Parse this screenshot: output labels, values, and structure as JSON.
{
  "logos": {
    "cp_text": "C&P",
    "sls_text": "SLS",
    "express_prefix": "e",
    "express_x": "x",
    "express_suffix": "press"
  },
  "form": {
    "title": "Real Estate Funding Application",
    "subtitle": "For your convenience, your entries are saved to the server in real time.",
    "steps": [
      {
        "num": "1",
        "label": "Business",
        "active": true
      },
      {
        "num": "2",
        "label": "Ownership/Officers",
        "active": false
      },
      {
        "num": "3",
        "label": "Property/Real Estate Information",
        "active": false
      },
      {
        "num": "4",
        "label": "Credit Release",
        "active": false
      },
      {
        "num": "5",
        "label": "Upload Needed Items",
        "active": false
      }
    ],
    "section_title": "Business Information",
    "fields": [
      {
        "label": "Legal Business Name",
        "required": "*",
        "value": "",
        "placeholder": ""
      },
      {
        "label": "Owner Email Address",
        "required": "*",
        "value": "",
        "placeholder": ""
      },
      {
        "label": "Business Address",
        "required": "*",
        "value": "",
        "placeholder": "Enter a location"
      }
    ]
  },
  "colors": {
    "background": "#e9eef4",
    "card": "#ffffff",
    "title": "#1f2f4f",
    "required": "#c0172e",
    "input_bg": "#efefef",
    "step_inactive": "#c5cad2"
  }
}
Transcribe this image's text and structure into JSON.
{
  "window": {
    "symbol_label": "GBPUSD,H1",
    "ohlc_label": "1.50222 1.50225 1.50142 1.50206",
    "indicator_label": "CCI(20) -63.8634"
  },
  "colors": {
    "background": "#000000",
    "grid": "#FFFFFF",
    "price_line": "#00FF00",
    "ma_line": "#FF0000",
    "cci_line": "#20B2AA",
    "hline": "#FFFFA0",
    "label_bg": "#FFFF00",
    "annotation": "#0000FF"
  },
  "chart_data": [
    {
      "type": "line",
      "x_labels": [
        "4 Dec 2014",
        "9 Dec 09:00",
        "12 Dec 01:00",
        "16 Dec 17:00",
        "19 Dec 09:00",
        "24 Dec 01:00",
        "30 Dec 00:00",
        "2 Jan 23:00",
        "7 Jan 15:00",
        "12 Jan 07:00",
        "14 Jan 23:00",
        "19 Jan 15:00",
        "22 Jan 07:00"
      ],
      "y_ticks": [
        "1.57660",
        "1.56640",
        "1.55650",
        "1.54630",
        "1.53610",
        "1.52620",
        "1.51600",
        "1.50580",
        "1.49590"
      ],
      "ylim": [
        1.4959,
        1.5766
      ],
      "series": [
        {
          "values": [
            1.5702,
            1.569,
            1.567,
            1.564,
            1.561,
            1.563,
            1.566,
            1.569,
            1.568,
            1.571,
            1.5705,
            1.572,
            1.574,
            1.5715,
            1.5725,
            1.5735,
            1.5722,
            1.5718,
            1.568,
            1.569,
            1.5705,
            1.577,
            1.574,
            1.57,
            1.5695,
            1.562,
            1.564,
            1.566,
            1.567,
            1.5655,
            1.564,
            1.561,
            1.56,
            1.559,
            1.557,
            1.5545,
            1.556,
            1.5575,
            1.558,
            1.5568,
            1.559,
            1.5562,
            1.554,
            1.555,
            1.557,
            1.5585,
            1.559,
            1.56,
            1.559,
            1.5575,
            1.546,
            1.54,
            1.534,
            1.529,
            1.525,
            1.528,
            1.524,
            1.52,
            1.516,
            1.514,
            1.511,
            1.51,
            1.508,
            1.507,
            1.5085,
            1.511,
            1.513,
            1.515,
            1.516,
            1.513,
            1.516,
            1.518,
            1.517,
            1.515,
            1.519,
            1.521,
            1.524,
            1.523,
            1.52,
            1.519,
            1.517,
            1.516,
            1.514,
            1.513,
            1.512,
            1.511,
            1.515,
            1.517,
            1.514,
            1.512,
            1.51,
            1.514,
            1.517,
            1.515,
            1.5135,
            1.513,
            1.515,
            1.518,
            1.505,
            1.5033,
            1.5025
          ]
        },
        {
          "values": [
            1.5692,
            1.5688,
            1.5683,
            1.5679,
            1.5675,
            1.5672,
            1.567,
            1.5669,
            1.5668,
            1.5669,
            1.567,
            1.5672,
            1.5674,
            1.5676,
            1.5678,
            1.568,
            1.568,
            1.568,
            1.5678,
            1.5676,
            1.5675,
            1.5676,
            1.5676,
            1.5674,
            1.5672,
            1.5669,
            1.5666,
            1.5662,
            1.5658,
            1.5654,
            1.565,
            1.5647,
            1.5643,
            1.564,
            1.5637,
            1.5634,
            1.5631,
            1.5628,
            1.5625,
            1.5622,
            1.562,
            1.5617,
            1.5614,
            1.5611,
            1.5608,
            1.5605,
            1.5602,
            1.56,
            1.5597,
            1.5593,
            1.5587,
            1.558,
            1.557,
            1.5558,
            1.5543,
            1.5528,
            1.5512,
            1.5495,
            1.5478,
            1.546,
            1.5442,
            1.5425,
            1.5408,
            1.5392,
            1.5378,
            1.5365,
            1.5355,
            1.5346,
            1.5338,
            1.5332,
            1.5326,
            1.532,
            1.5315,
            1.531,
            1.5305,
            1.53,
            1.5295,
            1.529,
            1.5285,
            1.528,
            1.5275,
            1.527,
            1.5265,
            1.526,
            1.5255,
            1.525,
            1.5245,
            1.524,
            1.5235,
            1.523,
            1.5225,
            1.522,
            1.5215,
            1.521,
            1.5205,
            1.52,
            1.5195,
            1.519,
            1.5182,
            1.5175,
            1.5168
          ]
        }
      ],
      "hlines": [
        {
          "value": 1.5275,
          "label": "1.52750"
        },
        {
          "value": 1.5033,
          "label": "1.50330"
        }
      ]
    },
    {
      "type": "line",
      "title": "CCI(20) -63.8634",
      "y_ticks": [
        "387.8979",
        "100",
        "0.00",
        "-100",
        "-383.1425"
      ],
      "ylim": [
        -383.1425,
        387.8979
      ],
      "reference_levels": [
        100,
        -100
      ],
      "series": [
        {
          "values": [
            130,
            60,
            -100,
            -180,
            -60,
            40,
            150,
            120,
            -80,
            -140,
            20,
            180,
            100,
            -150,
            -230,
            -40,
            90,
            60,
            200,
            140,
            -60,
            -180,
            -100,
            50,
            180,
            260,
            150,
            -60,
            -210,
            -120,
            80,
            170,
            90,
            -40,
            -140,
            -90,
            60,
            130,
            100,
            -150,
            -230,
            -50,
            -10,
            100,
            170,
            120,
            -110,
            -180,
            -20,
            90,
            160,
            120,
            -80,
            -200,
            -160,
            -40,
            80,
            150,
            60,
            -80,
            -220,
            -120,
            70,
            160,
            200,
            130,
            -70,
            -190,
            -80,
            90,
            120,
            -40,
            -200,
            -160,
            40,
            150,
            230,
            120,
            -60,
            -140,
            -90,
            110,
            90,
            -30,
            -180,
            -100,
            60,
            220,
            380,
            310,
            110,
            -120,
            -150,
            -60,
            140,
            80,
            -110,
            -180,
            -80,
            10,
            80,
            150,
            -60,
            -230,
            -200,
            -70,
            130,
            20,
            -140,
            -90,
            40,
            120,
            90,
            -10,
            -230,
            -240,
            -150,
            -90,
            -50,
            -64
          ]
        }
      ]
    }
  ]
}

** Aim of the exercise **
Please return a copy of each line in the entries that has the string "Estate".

** Answer below **
    "title": "Real Estate Funding Application",
        "label": "Property/Real Estate Information",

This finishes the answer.